Vinyl love: Blur “Leisure”

(Vinyl Love is a series of posts that quite simply lists, describes, and displays the pieces in my growing vinyl collection. You can bet that each record was given a spin during the drafting of each corresponding post.)

Artist: Blur
Album Title: Leisure
Year released: 1991
Year reissued: 2012
Details: 1 of 7 in Blur 21, anniversary box set, black vinyl, 180 gram

The skinny: The debut album by Damon Albarn, Graham Coxon, Alex James, and Dave Rowntree, also known as Blur. It’s a bit messy, not knowing whether to lean towards baggy or shoegaze, two sounds that were both on their way out. Still, some fantastic tracks here.

Standout track: “There’s no other way”


Best tunes of 2010: #20 Stars “Fixed”

<< #21    |    #19 >>

We’ve now reached the number twenty spot on this list of my favourite tunes of 2010 and it’s “Fixed”, the first single released off Stars’ fifth album, “The five ghosts”.

This particular album is one of the last albums that I was so hotly anticipating that I immediately rushed out to buy it on compact disc (another being one which will remain nameless because it might have a song or two later in this list). And I distinctly remember taking the car out after work, the day it was released, hitting a few stores and not finding it. I definitely remember thinking that the lack of real music stores still standing was quite sad and their selections and stock levels sadder still, the available shelf space having been replaced by DVDs, graphic novels, games, and other pop culture bric-a-brac. I was starting to get really desperate when I finally found a single copy at the second Best Buy that I tried.

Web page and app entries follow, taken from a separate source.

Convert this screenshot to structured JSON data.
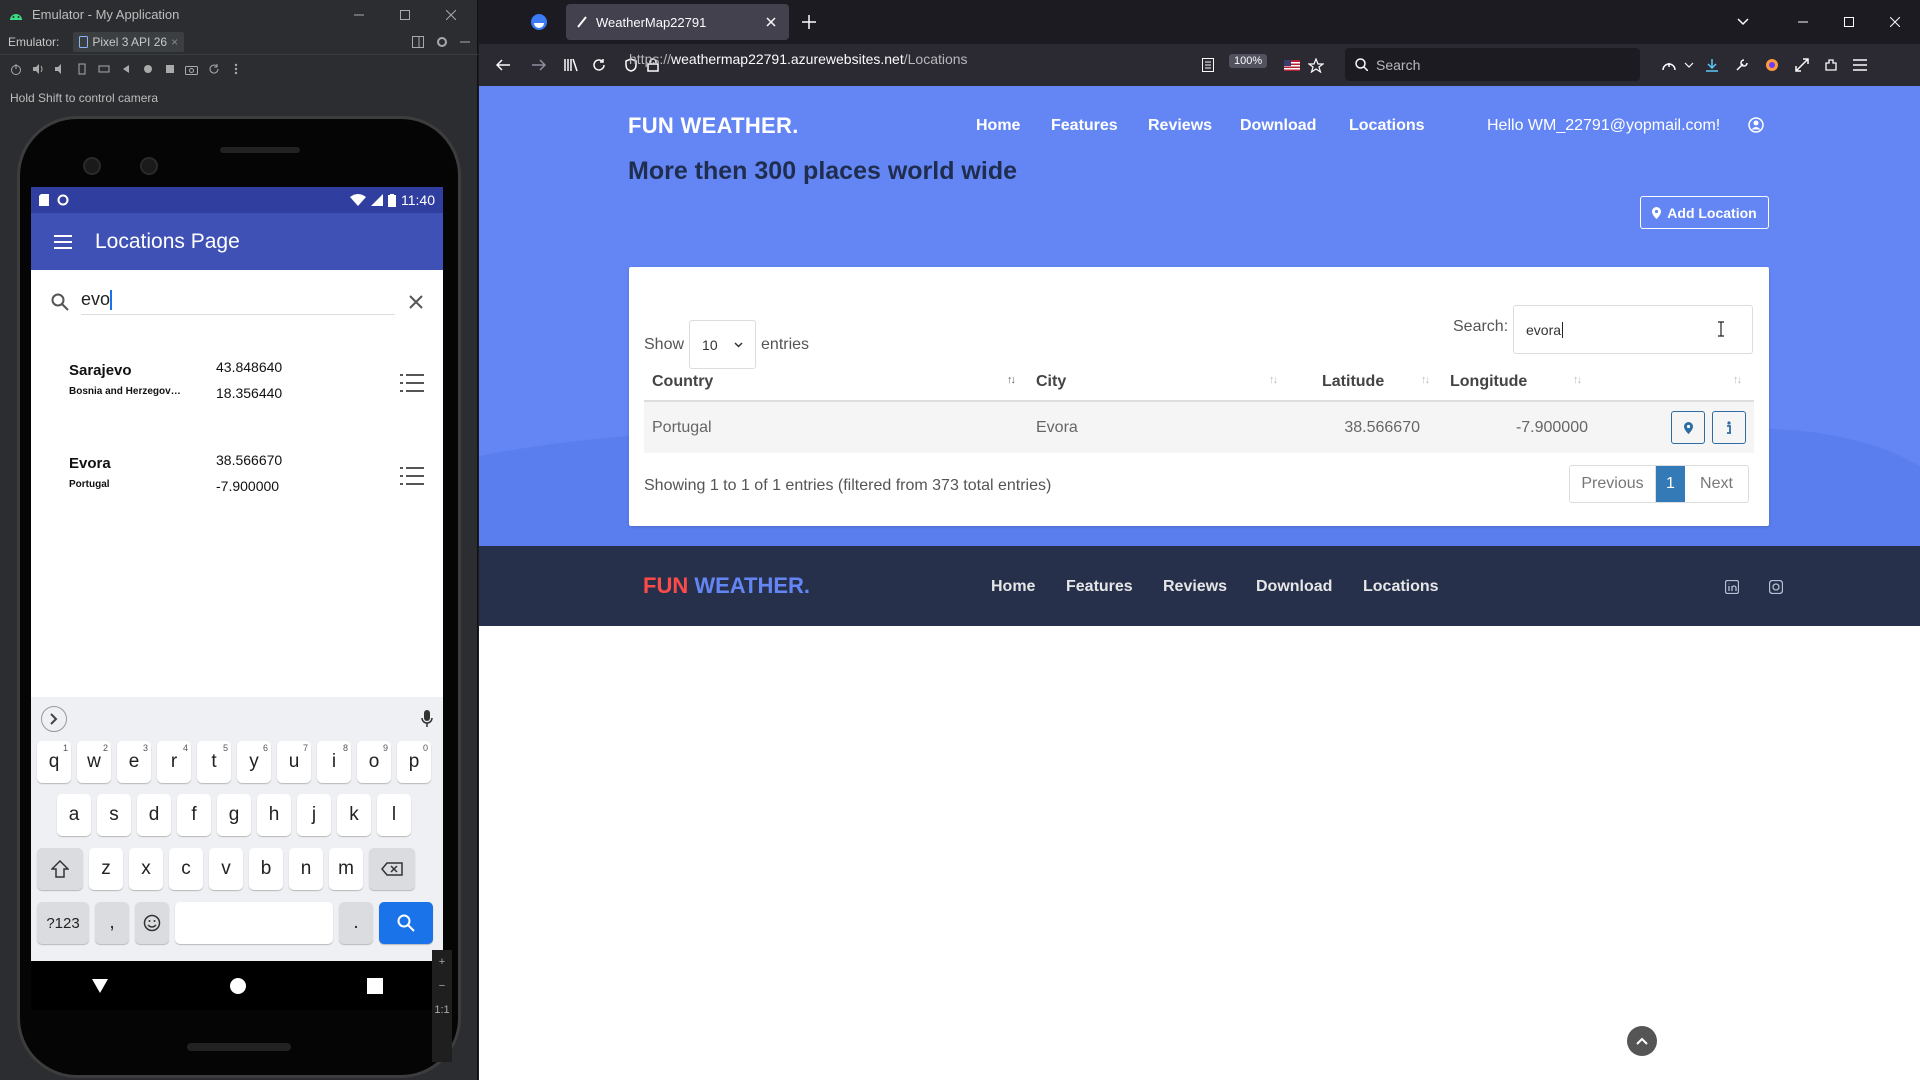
{
  "emulator": {
    "window_title": "Emulator - My Application",
    "label": "Emulator:",
    "device": "Pixel 3 API 26",
    "hint": "Hold Shift to control camera"
  },
  "phone": {
    "status_time": "11:40",
    "app_title": "Locations Page",
    "search_query": "evo",
    "locations": [
      {
        "city": "Sarajevo",
        "country": "Bosnia and Herzegovi...",
        "lat": "43.848640",
        "lon": "18.356440"
      },
      {
        "city": "Evora",
        "country": "Portugal",
        "lat": "38.566670",
        "lon": "-7.900000"
      }
    ],
    "keyboard": {
      "row1": [
        {
          "k": "q",
          "n": "1"
        },
        {
          "k": "w",
          "n": "2"
        },
        {
          "k": "e",
          "n": "3"
        },
        {
          "k": "r",
          "n": "4"
        },
        {
          "k": "t",
          "n": "5"
        },
        {
          "k": "y",
          "n": "6"
        },
        {
          "k": "u",
          "n": "7"
        },
        {
          "k": "i",
          "n": "8"
        },
        {
          "k": "o",
          "n": "9"
        },
        {
          "k": "p",
          "n": "0"
        }
      ],
      "row2": [
        "a",
        "s",
        "d",
        "f",
        "g",
        "h",
        "j",
        "k",
        "l"
      ],
      "row3": [
        "z",
        "x",
        "c",
        "v",
        "b",
        "n",
        "m"
      ],
      "sym": "?123",
      "comma": ",",
      "period": "."
    },
    "zoom_label": "1:1"
  },
  "browser": {
    "tab_title": "WeatherMap22791",
    "url_prefix": "https://",
    "url_host": "weathermap22791.azurewebsites.net",
    "url_path": "/Locations",
    "zoom": "100%",
    "search_placeholder": "Search"
  },
  "site": {
    "brand": "FUN WEATHER.",
    "nav": [
      "Home",
      "Features",
      "Reviews",
      "Download",
      "Locations"
    ],
    "hello": "Hello WM_22791@yopmail.com!",
    "headline": "More then 300 places world wide",
    "add_location": "Add Location",
    "table": {
      "show_label": "Show",
      "entries_label": "entries",
      "page_length": "10",
      "search_label": "Search:",
      "search_value": "evora",
      "columns": [
        "Country",
        "City",
        "Latitude",
        "Longitude"
      ],
      "rows": [
        {
          "country": "Portugal",
          "city": "Evora",
          "lat": "38.566670",
          "lon": "-7.900000"
        }
      ],
      "info": "Showing 1 to 1 of 1 entries (filtered from 373 total entries)",
      "prev": "Previous",
      "page": "1",
      "next": "Next"
    },
    "footer": {
      "brand_a": "FUN",
      "brand_b": "WEATHER.",
      "nav": [
        "Home",
        "Features",
        "Reviews",
        "Download",
        "Locations"
      ]
    }
  },
  "colors": {
    "hero_bg": "#6486f4",
    "footer_bg": "#26304b",
    "primary": "#337ab7",
    "app_bar": "#3f51b5"
  }
}
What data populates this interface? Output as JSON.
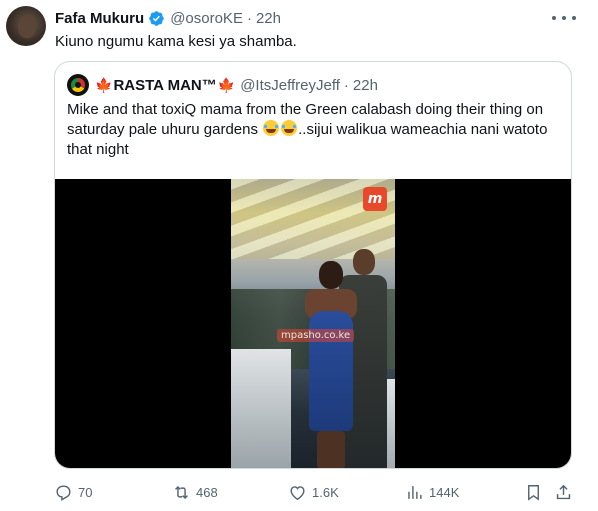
{
  "tweet": {
    "author_name": "Fafa Mukuru",
    "handle": "@osoroKE",
    "separator": "·",
    "time": "22h",
    "text": "Kiuno ngumu kama kesi ya shamba."
  },
  "quote": {
    "author_name": "RASTA MAN™",
    "leaf_left": "🍁",
    "leaf_right": "🍁",
    "handle": "@ItsJeffreyJeff",
    "separator": "·",
    "time": "22h",
    "text_part1": "Mike and that toxiQ mama from the Green calabash doing their thing on saturday pale uhuru gardens",
    "text_part2": "..sijui walikua wameachia nani watoto that night",
    "emoji_name": "face-with-tears-of-joy",
    "video": {
      "badge_text": "m",
      "watermark": "mpasho.co.ke"
    }
  },
  "actions": {
    "replies": "70",
    "retweets": "468",
    "likes": "1.6K",
    "views": "144K"
  },
  "colors": {
    "text": "#0f1419",
    "secondary": "#536471",
    "verified": "#1d9bf0",
    "border": "#cfd9de"
  }
}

Crisis averted, I unwrapped it on the way out to the car and threw the disc in the player for the drive back home. I was zero percent disappointed, even despite the senseless, drawn-out search.

Stars are a five-piece indie pop band based out of Montreal that formed in New York in 2000 but whose members all grew up in Toronto. They make beautiful and grandiose pop music that you can often dance to and that usually has a social conscience. My favourite of their long players is 2004’s “Set yourself on fire” with “The five ghosts” likely taking second place but all of their albums boast some incredible tracks that dig themselves deep under your skin and become part of your being.

Their vocals are a responsibility shared between Torquil Campbell and Amy Millan, often trading verses on the same song, but this one is all Millan, her light touch juxtaposed against the rousing instrumentation. Campbell only comes in periodically as backing support, their voices layering beauty as per usual. Yet with Millan sporting similar vocal styles here as her close friend and ex-roommate, Emily Haines, “Fixed” almost feels like Metric tune. The drumming is peppy and the synths keep pace, urging any and all listeners to get up and dance, no matter where they are, the bus, a crowded sidewalk, or with a broom in the kitchen, and forget everything but the beat. It’s bliss, it’s love, it’s fun.

“We all end floating away.”

For the rest of the Best tunes of 2010 list, click here.


Best tunes of 1990: #16 Soup Dragons “I’m free”

<< #17    |    #15 >>

This may come as a shock to some of you out there but I must admit that I heard this cover by The Soup Dragons well before I heard the original. In fact, I’m not certain that I’ve even heard The Rolling Stones’ version to this day. I briefly thought about logging on to Spotify this week to confirm but decided it wasn’t really necessary. Listening to The Soup Dragons’ version is enough to discern that this is a song that well matches the Jagger swagger and embodies the Stones’ sound. I can well imagine that the original didn’t include the sampling effects nor the vocal flourishes of reggae singer, Junior Reid, and I could go either way as to whether a gospel choir graced the Stones’ version, though given it was a B-side (to “Get off my cloud”), I’d wager no.

This cover of “I’m free” was one of biggest hits for the Scottish alternative rock band (the other being “Divine thing”) and the song for which they are best known. It is definitely the first track by them that I ever heard. It fit in quite nicely with a lot of the other music that I was listening to at the time so I took note of their name. Of course, I didn’t know then that The Soup Dragons were Scottish and that they came out of the same scene as another of my favourite bands of the era, Teenage Fanclub. I just assumed that they were from Manchester like all the other bands that were considered “baggy”, espousing that magical blend of soul, psychedelia, and acid house beats.

In fact, the sound of this track and the rest of “Lovegod” was the result of experiments with sampling and drum machine beats, due to the lack of a physical drummer when they were bound for the studio. A happy accident, I’d say. They would go on to release two more albums, further evolving this sound, including the aforementioned, popular single “Divine thing”, before splitting in 1995.

This version of “I’m free” is the perfect tune to kickstart August and set it off on the right track. Upbeat and uplifting and with an irrepressible groove, it is almost guaranteed to bring the sunshine. Cheers!

For the rest of the Best tunes of 1990 list, click here.